Source records:
__________________________________________________

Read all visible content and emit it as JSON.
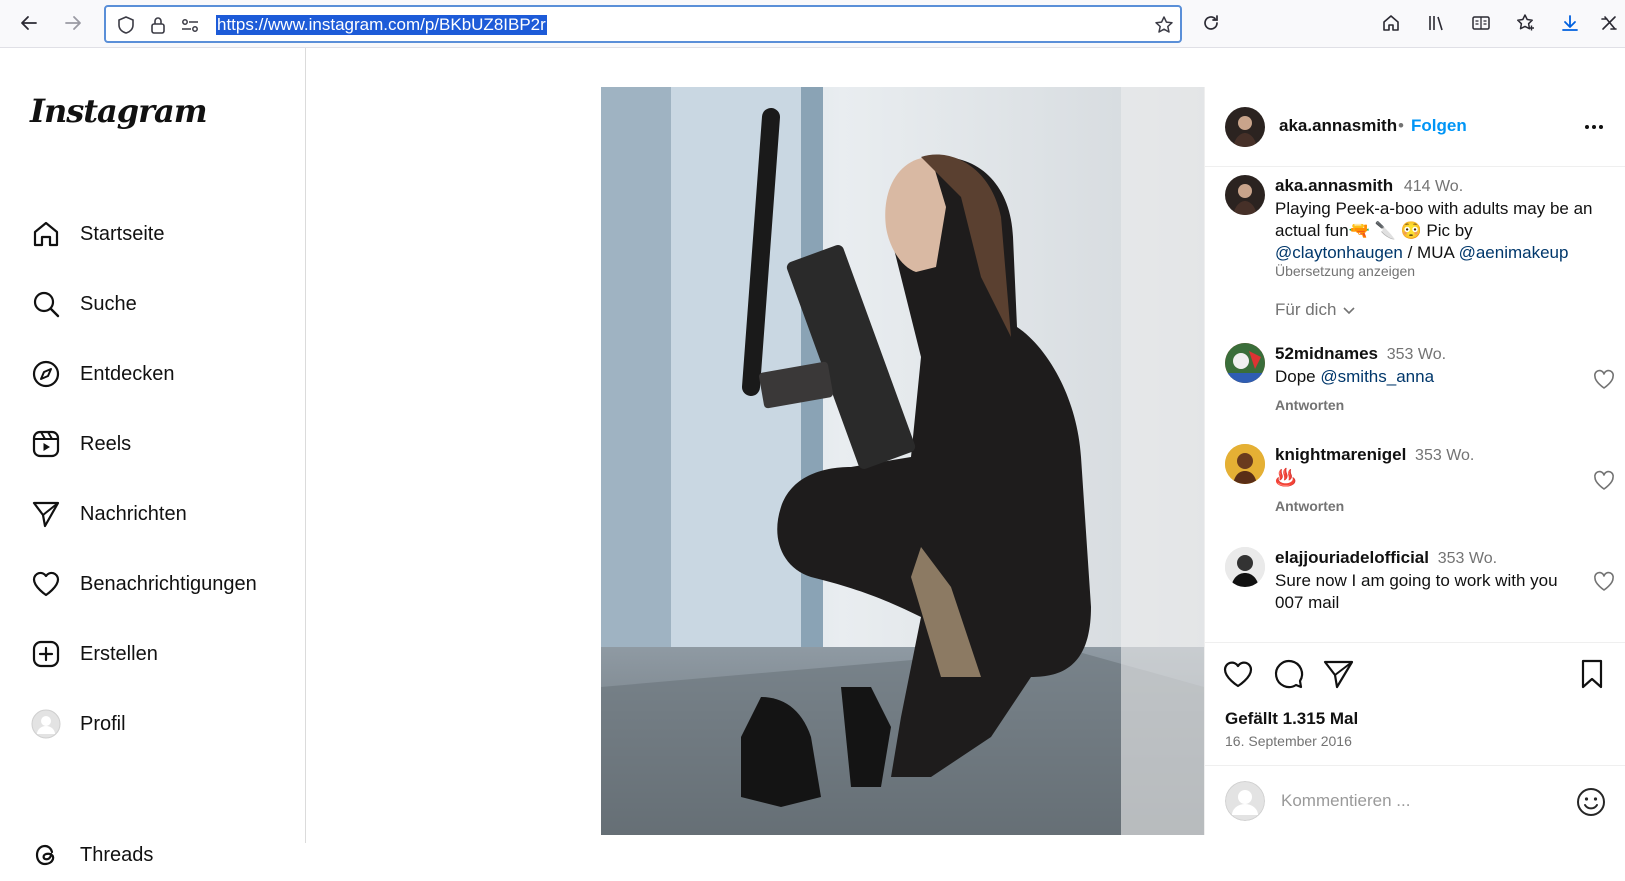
{
  "browser": {
    "url": "https://www.instagram.com/p/BKbUZ8IBP2r",
    "icons": [
      "back-arrow-icon",
      "forward-arrow-icon",
      "shield-icon",
      "lock-icon",
      "permissions-icon",
      "bookmark-star-icon",
      "reload-icon",
      "home-icon",
      "library-icon",
      "reader-view-icon",
      "extensions-icon",
      "downloads-icon",
      "customize-icon"
    ]
  },
  "sidebar": {
    "logo": "Instagram",
    "items": [
      {
        "label": "Startseite",
        "icon": "home-icon"
      },
      {
        "label": "Suche",
        "icon": "search-icon"
      },
      {
        "label": "Entdecken",
        "icon": "compass-icon"
      },
      {
        "label": "Reels",
        "icon": "reels-icon"
      },
      {
        "label": "Nachrichten",
        "icon": "paper-plane-icon"
      },
      {
        "label": "Benachrichtigungen",
        "icon": "heart-icon"
      },
      {
        "label": "Erstellen",
        "icon": "plus-square-icon"
      },
      {
        "label": "Profil",
        "icon": "profile-avatar-icon"
      },
      {
        "label": "Threads",
        "icon": "threads-icon"
      }
    ]
  },
  "post": {
    "author": "aka.annasmith",
    "follow_separator": "•",
    "follow_label": "Folgen",
    "caption": {
      "username": "aka.annasmith",
      "time": "414 Wo.",
      "text": "Playing Peek-a-boo with adults may be an actual fun🔫 🔪 😳 Pic by",
      "mention1": "@claytonhaugen",
      "sep": " / MUA ",
      "mention2": "@aenimakeup",
      "translate": "Übersetzung anzeigen"
    },
    "for_you": "Für dich",
    "comments": [
      {
        "username": "52midnames",
        "time": "353 Wo.",
        "text": "Dope ",
        "mention": "@smiths_anna",
        "reply": "Antworten"
      },
      {
        "username": "knightmarenigel",
        "time": "353 Wo.",
        "text": "♨️",
        "mention": "",
        "reply": "Antworten"
      },
      {
        "username": "elajjouriadelofficial",
        "time": "353 Wo.",
        "text": "Sure now I am going to work with you 007 mail",
        "mention": "",
        "reply": ""
      }
    ],
    "likes": "Gefällt 1.315 Mal",
    "date": "16. September 2016",
    "comment_placeholder": "Kommentieren ..."
  }
}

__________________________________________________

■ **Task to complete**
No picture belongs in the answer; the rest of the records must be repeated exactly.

■ **Exercise answer**
Read all visible content and emit it as JSON.
{
  "browser": {
    "url": "https://www.instagram.com/p/BKbUZ8IBP2r",
    "icons": [
      "back-arrow-icon",
      "forward-arrow-icon",
      "shield-icon",
      "lock-icon",
      "permissions-icon",
      "bookmark-star-icon",
      "reload-icon",
      "home-icon",
      "library-icon",
      "reader-view-icon",
      "extensions-icon",
      "downloads-icon",
      "customize-icon"
    ]
  },
  "sidebar": {
    "logo": "Instagram",
    "items": [
      {
        "label": "Startseite",
        "icon": "home-icon"
      },
      {
        "label": "Suche",
        "icon": "search-icon"
      },
      {
        "label": "Entdecken",
        "icon": "compass-icon"
      },
      {
        "label": "Reels",
        "icon": "reels-icon"
      },
      {
        "label": "Nachrichten",
        "icon": "paper-plane-icon"
      },
      {
        "label": "Benachrichtigungen",
        "icon": "heart-icon"
      },
      {
        "label": "Erstellen",
        "icon": "plus-square-icon"
      },
      {
        "label": "Profil",
        "icon": "profile-avatar-icon"
      },
      {
        "label": "Threads",
        "icon": "threads-icon"
      }
    ]
  },
  "post": {
    "author": "aka.annasmith",
    "follow_separator": "•",
    "follow_label": "Folgen",
    "caption": {
      "username": "aka.annasmith",
      "time": "414 Wo.",
      "text": "Playing Peek-a-boo with adults may be an actual fun🔫 🔪 😳 Pic by",
      "mention1": "@claytonhaugen",
      "sep": " / MUA ",
      "mention2": "@aenimakeup",
      "translate": "Übersetzung anzeigen"
    },
    "for_you": "Für dich",
    "comments": [
      {
        "username": "52midnames",
        "time": "353 Wo.",
        "text": "Dope ",
        "mention": "@smiths_anna",
        "reply": "Antworten"
      },
      {
        "username": "knightmarenigel",
        "time": "353 Wo.",
        "text": "♨️",
        "mention": "",
        "reply": "Antworten"
      },
      {
        "username": "elajjouriadelofficial",
        "time": "353 Wo.",
        "text": "Sure now I am going to work with you 007 mail",
        "mention": "",
        "reply": ""
      }
    ],
    "likes": "Gefällt 1.315 Mal",
    "date": "16. September 2016",
    "comment_placeholder": "Kommentieren ..."
  }
}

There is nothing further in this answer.